I think also she could have put more of her Author’s Note – where she talks about how AA is not the only way and that medication-aided sobriety is also a good and necessary thing – into the body of the book. Because it comes off a bit as AA is the only way. It’s the focus since AA worked for her, and a lot of the writers she researched did AA, too, but the book maybe needed a broader treatment focus.

Dear FTC: I bought a copy of this book because I super-love Leslie Jamison’s writing.

mini-review · stuff I read

Midnight Riot by Ben Aaronovitch (Peter Grant #1/Rivers of London #1)

16033550Summary from Goodreads:
Probationary constable Peter Grant dreams of being a detective in London’s Metropolitan Police. Too bad his superior plans to assign him to the Case Progression Unit, where the biggest threat he’ll face is a paper cut. But Peter’s prospects change in the aftermath of a puzzling murder, when he gains exclusive information from an eyewitness who happens to be a ghost. Peter’s ability to speak with the lingering dead brings him to the attention of Detective Chief Inspector Thomas Nightingale, who investigates crimes involving magic and other manifestations of the uncanny. Now, as a wave of brutal and bizarre murders engulfs the city, Peter is plunged into a world where gods and goddesses mingle with mortals and a long-dead evil is making a comeback on a rising tide of magic.
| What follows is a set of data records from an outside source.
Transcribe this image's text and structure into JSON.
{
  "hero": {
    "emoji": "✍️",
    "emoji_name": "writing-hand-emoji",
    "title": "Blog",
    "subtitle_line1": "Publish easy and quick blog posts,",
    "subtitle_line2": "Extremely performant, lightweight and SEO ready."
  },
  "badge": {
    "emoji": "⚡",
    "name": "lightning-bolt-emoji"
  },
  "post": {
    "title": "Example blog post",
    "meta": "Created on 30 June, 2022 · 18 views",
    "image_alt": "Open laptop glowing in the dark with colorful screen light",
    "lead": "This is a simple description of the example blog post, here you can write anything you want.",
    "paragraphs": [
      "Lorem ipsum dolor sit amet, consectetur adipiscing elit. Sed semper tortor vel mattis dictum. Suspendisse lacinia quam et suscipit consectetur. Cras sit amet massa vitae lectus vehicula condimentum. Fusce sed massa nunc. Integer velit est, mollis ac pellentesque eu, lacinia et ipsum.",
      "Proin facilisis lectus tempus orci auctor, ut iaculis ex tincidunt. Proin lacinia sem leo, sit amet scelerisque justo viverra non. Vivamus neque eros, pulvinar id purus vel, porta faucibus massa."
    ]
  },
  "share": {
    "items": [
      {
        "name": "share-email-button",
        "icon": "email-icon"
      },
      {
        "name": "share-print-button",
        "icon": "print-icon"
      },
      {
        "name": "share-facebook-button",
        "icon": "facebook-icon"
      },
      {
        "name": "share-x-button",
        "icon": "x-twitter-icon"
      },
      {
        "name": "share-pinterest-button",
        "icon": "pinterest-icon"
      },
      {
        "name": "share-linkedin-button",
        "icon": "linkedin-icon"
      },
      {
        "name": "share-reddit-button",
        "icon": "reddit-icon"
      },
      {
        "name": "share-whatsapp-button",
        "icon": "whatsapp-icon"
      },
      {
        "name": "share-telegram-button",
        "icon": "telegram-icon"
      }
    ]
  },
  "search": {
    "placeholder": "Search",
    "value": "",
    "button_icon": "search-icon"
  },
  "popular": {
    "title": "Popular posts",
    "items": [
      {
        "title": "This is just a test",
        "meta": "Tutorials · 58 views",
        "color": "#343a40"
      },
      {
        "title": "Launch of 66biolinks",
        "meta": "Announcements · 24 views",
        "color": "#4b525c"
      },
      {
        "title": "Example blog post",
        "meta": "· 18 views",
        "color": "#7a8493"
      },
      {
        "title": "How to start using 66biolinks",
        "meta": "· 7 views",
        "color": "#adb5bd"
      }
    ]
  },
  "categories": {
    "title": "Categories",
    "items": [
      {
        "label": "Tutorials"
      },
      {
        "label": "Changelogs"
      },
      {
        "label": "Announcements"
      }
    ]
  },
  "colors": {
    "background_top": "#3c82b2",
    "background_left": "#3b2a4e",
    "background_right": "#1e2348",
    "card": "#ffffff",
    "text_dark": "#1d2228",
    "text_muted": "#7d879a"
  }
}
I finally clawed my way back to the top of the library hold list to finish Midnight Riot!

I really enjoyed the story of brand-new constable Peter Grant as he comes to learn about magic and the paranormal when he gets apprenticed to the decidedly weirdest Detective Superintendent in the entire London constabulary. It was quite an intricate plot, with all the details and bits of magic and history, but it didn’t feel bogged down by details. The narrator of the audiobook, Kobna Holdbrook-Smith, really nailed Peter’s voice and the myriad London/non-London accents called for in the book. A+ to the publisher who did NOT Americanize the language (which sadly happens more often than not and annoys me greatly). I think Aaronovitch was a little heavy on the “Peter is hard up for a lay” part of Peter’s psyche; it got boring/old/tired/dude, get over yourself after a while. This book scratched all my “need a new Thursday Next” itches, so I am definitely going to read more.

Note: I do not like the new US audiobook cover (above) considering that Peter doesn’t carry a handgun as a London constable. I much preferred the map drawing.

Dear FTC: I borrowed this via the library’s Overdrive system.